Oh! I have slipped the surly bonds of earth
And danced the skies on laughter-silvered wings;
Sunward I’ve climbed, and joined the tumbling mirth
Of sun-split clouds – and done a hundred things
You have not dreamed of – wheeled and soared and swung
High in the sunlit silence. Hov’ring there
I’ve chased the shouting wind along, and flung
My eager craft through footless halls of air.
Up, up the long delirious, burning blue,
I’ve topped the windswept heights with easy grace
Where never lark, or even eagle flew –
And, while with silent lifting mind I’ve trod
The high untresspassed sanctity of space,
Put out my hand and touched the face of God.
-Pilot Officer Gillespie Magee
Mr. Kirby was the father of a friend, and was one of “The Greatest Generation”. I was honored to spend many days at his ranch hunting and fishing through the last 14 years.
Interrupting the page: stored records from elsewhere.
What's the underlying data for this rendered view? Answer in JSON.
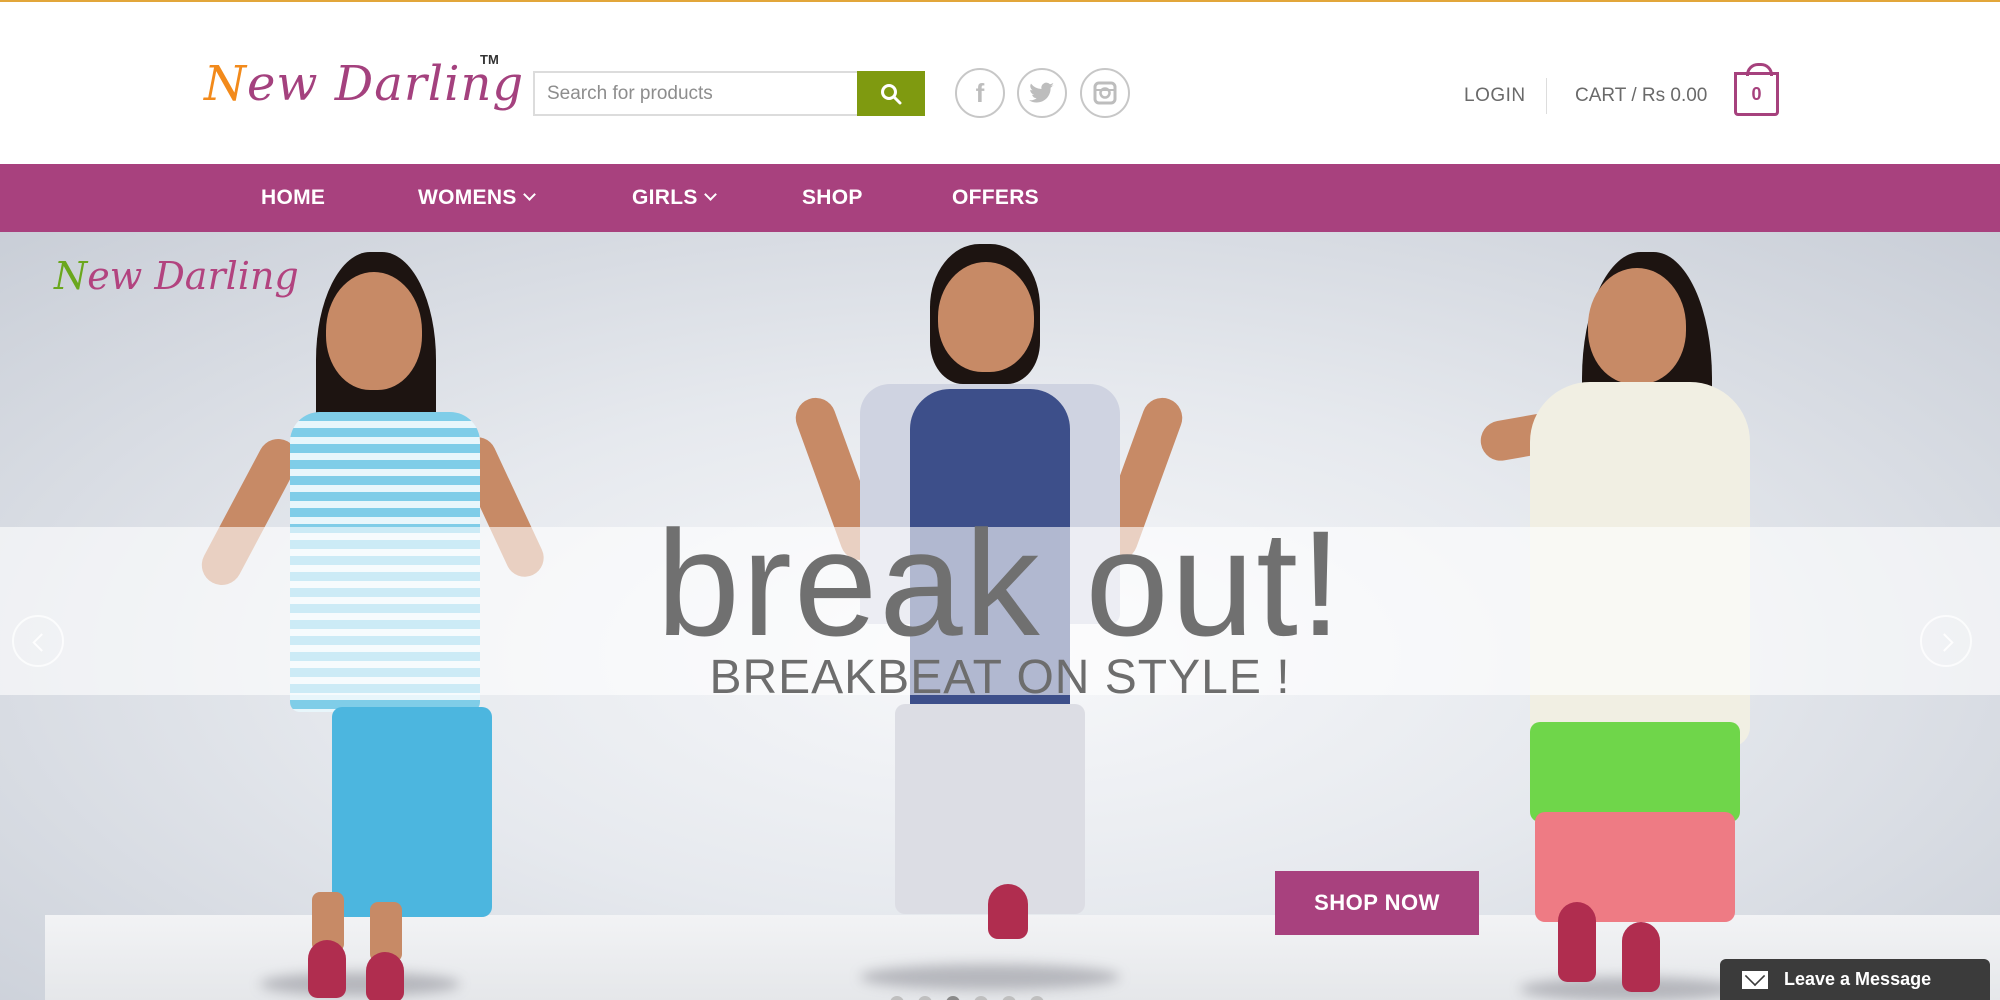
{
  "brand": {
    "name_first": "N",
    "name_rest": "ew Darling",
    "tm": "TM",
    "hero_logo_first": "N",
    "hero_logo_rest": "ew Darling",
    "accent": "#a8417e",
    "search_green": "#7f9a10"
  },
  "search": {
    "placeholder": "Search for products",
    "icon": "search-icon"
  },
  "social": [
    {
      "icon": "facebook-icon",
      "glyph": "f"
    },
    {
      "icon": "twitter-icon",
      "glyph": "t"
    },
    {
      "icon": "instagram-icon",
      "glyph": "◘"
    }
  ],
  "account": {
    "login": "LOGIN",
    "cart": "CART / Rs  0.00",
    "cart_count": "0"
  },
  "nav": {
    "home": "HOME",
    "womens": "WOMENS",
    "girls": "GIRLS",
    "shop": "SHOP",
    "offers": "OFFERS"
  },
  "hero": {
    "headline": "break out!",
    "subline": "BREAKBEAT ON STYLE !",
    "cta": "SHOP NOW"
  },
  "chat": {
    "label": "Leave a Message"
  }
}
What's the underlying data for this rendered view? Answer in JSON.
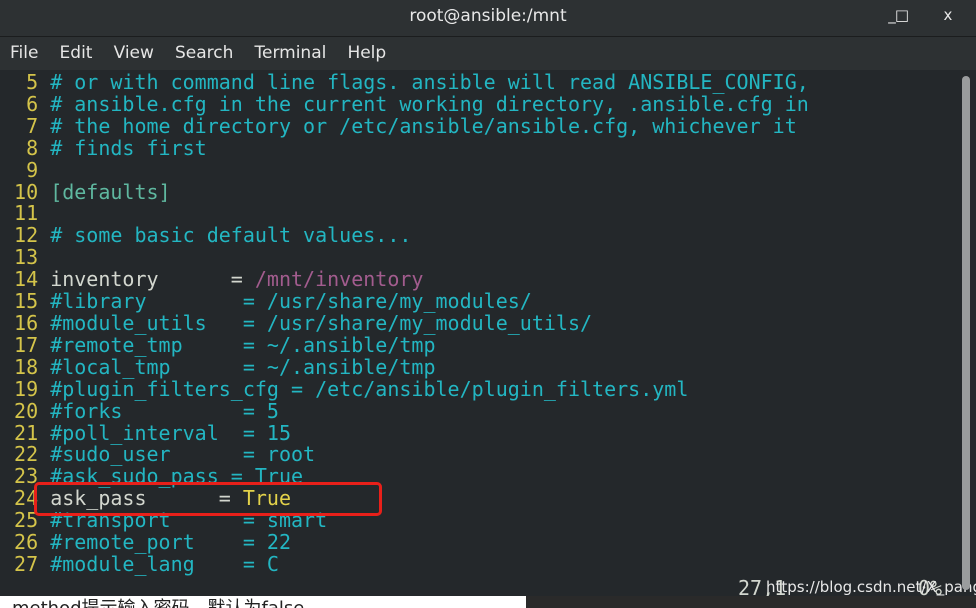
{
  "window": {
    "title": "root@ansible:/mnt",
    "minimize": "_",
    "maximize": "□",
    "close": "x"
  },
  "menu": [
    "File",
    "Edit",
    "View",
    "Search",
    "Terminal",
    "Help"
  ],
  "colors": {
    "comment": "#23b6c2",
    "linenum": "#d4c44a",
    "plain": "#d3d7cf",
    "path": "#a25c8e",
    "section": "#5fb8a0",
    "value_true": "#e3d24a",
    "highlight_box": "#e8201a"
  },
  "lines": [
    {
      "n": "5",
      "segs": [
        {
          "t": "# or with command line flags. ansible will read ANSIBLE_CONFIG,",
          "c": "comment"
        }
      ]
    },
    {
      "n": "6",
      "segs": [
        {
          "t": "# ansible.cfg in the current working directory, .ansible.cfg in",
          "c": "comment"
        }
      ]
    },
    {
      "n": "7",
      "segs": [
        {
          "t": "# the home directory or /etc/ansible/ansible.cfg, whichever it",
          "c": "comment"
        }
      ]
    },
    {
      "n": "8",
      "segs": [
        {
          "t": "# finds first",
          "c": "comment"
        }
      ]
    },
    {
      "n": "9",
      "segs": []
    },
    {
      "n": "10",
      "segs": [
        {
          "t": "[defaults]",
          "c": "section"
        }
      ]
    },
    {
      "n": "11",
      "segs": []
    },
    {
      "n": "12",
      "segs": [
        {
          "t": "# some basic default values...",
          "c": "comment"
        }
      ]
    },
    {
      "n": "13",
      "segs": []
    },
    {
      "n": "14",
      "segs": [
        {
          "t": "inventory      = ",
          "c": "plain"
        },
        {
          "t": "/mnt/inventory",
          "c": "path"
        }
      ]
    },
    {
      "n": "15",
      "segs": [
        {
          "t": "#library        = /usr/share/my_modules/",
          "c": "comment"
        }
      ]
    },
    {
      "n": "16",
      "segs": [
        {
          "t": "#module_utils   = /usr/share/my_module_utils/",
          "c": "comment"
        }
      ]
    },
    {
      "n": "17",
      "segs": [
        {
          "t": "#remote_tmp     = ~/.ansible/tmp",
          "c": "comment"
        }
      ]
    },
    {
      "n": "18",
      "segs": [
        {
          "t": "#local_tmp      = ~/.ansible/tmp",
          "c": "comment"
        }
      ]
    },
    {
      "n": "19",
      "segs": [
        {
          "t": "#plugin_filters_cfg = /etc/ansible/plugin_filters.yml",
          "c": "comment"
        }
      ]
    },
    {
      "n": "20",
      "segs": [
        {
          "t": "#forks          = 5",
          "c": "comment"
        }
      ]
    },
    {
      "n": "21",
      "segs": [
        {
          "t": "#poll_interval  = 15",
          "c": "comment"
        }
      ]
    },
    {
      "n": "22",
      "segs": [
        {
          "t": "#sudo_user      = root",
          "c": "comment"
        }
      ]
    },
    {
      "n": "23",
      "segs": [
        {
          "t": "#ask_sudo_pass = True",
          "c": "comment"
        }
      ]
    },
    {
      "n": "24",
      "segs": [
        {
          "t": "ask_pass      = ",
          "c": "plain"
        },
        {
          "t": "True",
          "c": "value_true"
        }
      ]
    },
    {
      "n": "25",
      "segs": [
        {
          "t": "#transport      = smart",
          "c": "comment"
        }
      ]
    },
    {
      "n": "26",
      "segs": [
        {
          "t": "#remote_port    = 22",
          "c": "comment"
        }
      ]
    },
    {
      "n": "27",
      "segs": [
        {
          "t": "#module_lang    = C",
          "c": "comment"
        }
      ]
    }
  ],
  "status": {
    "position": "27,1",
    "percent": "0%"
  },
  "watermark": "https://blog.csdn.net/X_pang",
  "below_text": "method提示输入密码，默认为false"
}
Most of those days involved sharing at least one meal with M.F., and listening to his stories.
Among the memorabila on his ranch house wall were personal letters from Charles Lindbergh, and a shadow box with his wings from WW2 that were taken on one of the shuttle missions, with a signed picture of the crew and specs on how high, how far, and how fast the wings went on that mission.
Marion Franklin Kirby was born in Louisville, Kentucky on 14 July 1919. Joining the Army Air Forces from Lometa, Texas, he completed flight training on 12 December 1941, five days after Pearl Harbor.
Sent to the Southwest Pacific, Lieutenant Kirby flew P-38s with the 80th Fighter Squadron, 8th Fighter Group, based in New Guinea he was credited with probably destroying an Oscar between Lae and Salamaua on 21 May 1943. On 15 July he transferred to the newly organized 431st Fighter Squadron, 475th Fighter Group, then based in Australia.
The Group moved to New Guinea in August. Operating out of Dobodura, Kirby logged his first victory with the 431st on 15 October, downing a Val dive bomber over Oro Bay, and two days later shot down a Zeke near Buna Bay. On 23 October, escorting B-24s to Rabaul, the 431st engaged 25-30 Japanese fighters diving on the bombers. In the ensuing combat, Kirby destroyed a Hamp.
Fifth Air Force’s campaign to neutralize Rabaul was capped by the 475th’s 2 November mission. Timed to support the U.S. landings on Bougainville, the 475th Fighter Group’s sweep to Rabaul was intended to keep Japanese aircraft out of Simpson Harbor. Shortly after passing the shoreline, Kirby noticed a B-25 with its right engine afire. Five or six Japanese fighters were trying to establish a gunnery pattern on the Mitchell, and Kirby dove into them, knocking down one. Turning back, he splashed another to become an ace.
Kirby left the Air Force after the war and graduated from Louisiana State University in 1948 with a bachelor’s degree in geology. He then joined the Gulf Oil Corporation and worked for them for 12 years, following which he established his own oil business. He retired to Lampasas, Texas in 1975.
Distinguished Flying Cross
Air Medal with 3 Oak Leaf Clusters